Britain introduces food rationing during World War II.
During World War II, the United Kingdom faced significant challenges, including the threat of German bombings, shortages of essential resources, and the need to allocate limited supplies to support the war effort. One of the measures implemented by the British government to address these challenges was the introduction of food rationing.
Food rationing in the UK officially began on January 8, 1940, and continued throughout the war until it was gradually phased out in the post-war years, finally ending in 1954. The system was introduced to ensure fair distribution of limited food supplies and to prevent hoarding. It was also seen as a way to guarantee that everyone had access to essential nutrition during a time of scarcity.
Under the rationing system, each person was allocated a certain amount of food, known as rationed items, on a weekly basis. The rationing program covered a wide range of food items, including meat, butter, sugar, milk, eggs, and more. The amounts varied over time as the war progressed and as the availability of certain goods changed.
To enforce rationing, individuals were required to register with local shops and present their ration books when purchasing goods. Ration books contained coupons that were used to obtain the allocated quantities of different food items. Families had to carefully plan their meals based on the available rationed supplies.
The British public generally accepted food rationing as a necessary sacrifice for the war effort, and it became a shared experience across the population. People embraced a sense of community spirit and resilience, finding creative ways to make nutritious meals with the limited resources available. Additionally, victory gardens became popular, allowing individuals to grow their own fruits and vegetables to supplement their rations.

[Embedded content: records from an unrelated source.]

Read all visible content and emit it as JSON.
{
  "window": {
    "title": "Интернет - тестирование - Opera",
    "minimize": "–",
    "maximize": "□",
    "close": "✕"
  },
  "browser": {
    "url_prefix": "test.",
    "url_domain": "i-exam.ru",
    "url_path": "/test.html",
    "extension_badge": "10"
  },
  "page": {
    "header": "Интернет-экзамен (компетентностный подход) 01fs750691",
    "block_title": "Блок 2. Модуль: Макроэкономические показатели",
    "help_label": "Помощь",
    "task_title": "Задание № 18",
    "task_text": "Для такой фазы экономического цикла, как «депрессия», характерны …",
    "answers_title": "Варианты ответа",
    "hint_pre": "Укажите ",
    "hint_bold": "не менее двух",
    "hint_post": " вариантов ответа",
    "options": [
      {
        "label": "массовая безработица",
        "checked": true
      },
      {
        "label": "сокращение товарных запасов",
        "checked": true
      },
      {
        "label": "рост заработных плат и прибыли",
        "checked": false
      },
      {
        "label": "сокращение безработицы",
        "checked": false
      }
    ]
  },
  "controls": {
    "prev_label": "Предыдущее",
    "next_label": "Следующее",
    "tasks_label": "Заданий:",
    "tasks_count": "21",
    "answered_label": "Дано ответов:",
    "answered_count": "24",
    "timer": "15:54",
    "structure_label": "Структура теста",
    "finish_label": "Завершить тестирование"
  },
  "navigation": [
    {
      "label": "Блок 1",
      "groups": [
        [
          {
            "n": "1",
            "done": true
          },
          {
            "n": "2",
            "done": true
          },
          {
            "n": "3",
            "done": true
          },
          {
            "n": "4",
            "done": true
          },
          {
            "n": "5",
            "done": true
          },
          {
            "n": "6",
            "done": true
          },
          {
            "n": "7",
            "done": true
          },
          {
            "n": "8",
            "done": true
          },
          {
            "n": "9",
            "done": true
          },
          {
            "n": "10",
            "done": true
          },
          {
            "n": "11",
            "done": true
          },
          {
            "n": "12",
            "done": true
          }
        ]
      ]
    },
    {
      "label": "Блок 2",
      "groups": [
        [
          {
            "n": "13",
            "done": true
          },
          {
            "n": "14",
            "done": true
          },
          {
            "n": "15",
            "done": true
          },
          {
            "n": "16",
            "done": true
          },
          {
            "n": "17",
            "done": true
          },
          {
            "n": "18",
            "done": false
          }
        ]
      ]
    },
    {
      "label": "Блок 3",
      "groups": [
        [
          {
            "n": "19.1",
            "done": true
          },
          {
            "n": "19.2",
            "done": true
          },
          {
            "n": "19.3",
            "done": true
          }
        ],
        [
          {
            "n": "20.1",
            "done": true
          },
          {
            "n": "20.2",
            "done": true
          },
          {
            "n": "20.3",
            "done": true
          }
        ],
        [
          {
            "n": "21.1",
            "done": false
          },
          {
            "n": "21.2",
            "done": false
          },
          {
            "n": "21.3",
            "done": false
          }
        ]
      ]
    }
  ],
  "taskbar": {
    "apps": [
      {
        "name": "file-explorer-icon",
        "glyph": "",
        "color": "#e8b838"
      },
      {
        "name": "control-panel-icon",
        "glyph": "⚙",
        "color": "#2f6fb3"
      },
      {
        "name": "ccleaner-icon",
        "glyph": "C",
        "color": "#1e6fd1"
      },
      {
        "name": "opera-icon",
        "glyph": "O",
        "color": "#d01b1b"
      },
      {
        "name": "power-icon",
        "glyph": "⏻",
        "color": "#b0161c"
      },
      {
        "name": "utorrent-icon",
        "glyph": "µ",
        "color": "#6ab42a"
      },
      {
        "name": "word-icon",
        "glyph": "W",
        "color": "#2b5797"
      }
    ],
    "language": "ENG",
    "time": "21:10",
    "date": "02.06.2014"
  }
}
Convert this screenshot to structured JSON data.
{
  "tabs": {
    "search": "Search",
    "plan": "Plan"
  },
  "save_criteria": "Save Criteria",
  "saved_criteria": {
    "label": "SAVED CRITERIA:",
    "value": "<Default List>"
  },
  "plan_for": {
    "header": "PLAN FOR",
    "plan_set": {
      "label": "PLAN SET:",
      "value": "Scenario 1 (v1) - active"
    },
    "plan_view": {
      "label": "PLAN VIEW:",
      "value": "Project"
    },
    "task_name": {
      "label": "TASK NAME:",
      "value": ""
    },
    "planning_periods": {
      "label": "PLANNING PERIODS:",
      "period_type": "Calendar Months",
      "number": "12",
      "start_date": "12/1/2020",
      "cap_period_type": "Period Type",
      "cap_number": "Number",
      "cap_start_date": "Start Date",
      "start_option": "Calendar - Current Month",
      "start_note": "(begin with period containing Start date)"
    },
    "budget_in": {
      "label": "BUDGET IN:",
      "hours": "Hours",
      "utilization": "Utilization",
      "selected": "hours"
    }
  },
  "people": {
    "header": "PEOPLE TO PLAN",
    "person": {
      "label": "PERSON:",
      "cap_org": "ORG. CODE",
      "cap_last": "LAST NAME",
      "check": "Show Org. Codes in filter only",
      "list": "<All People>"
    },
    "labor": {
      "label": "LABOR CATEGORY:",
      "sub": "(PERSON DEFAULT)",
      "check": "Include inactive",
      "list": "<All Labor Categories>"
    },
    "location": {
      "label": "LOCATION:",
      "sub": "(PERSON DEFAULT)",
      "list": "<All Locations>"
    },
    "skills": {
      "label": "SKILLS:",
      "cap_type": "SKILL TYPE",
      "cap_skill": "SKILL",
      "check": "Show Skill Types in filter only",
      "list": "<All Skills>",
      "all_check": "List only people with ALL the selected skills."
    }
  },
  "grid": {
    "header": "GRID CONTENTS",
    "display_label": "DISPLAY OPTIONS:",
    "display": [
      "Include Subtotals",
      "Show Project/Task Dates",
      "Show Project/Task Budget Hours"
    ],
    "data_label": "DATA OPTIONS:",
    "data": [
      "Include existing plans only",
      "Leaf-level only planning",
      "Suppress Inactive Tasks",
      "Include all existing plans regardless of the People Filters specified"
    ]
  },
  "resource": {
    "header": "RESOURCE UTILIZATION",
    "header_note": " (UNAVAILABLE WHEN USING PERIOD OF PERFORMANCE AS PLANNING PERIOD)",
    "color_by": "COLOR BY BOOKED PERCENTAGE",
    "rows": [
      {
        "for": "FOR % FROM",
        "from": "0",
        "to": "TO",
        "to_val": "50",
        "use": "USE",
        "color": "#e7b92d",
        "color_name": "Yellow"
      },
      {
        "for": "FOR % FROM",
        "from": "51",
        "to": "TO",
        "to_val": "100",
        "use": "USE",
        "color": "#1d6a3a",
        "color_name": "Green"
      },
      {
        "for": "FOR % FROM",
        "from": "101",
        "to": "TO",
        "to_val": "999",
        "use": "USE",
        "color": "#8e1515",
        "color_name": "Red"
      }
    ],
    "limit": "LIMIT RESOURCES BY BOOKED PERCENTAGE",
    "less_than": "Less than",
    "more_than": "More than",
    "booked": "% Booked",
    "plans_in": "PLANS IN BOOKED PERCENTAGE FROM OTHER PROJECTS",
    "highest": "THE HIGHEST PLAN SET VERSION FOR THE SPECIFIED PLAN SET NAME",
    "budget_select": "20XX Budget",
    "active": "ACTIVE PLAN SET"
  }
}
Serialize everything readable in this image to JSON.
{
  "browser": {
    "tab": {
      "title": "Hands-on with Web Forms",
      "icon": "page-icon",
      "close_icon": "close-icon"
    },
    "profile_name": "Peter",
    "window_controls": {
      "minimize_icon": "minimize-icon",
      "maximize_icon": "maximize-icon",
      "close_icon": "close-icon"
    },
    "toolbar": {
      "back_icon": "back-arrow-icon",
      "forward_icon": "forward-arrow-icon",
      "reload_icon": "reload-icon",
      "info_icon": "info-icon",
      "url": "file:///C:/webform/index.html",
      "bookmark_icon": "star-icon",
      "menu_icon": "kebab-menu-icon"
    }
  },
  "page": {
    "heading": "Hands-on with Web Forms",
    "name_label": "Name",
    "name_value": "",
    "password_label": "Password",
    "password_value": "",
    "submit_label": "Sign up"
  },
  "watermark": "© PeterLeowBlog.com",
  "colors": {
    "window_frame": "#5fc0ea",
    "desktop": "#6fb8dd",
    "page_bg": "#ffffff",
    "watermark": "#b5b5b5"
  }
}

Food rationing played a crucial role in ensuring that resources were distributed equitably and that the country could sustain itself during a time of conflict. It also had a lasting impact on British eating habits and attitudes toward food, influencing post-war consumption patterns and contributing to a more efficient and centralized food distribution system in the years that followed.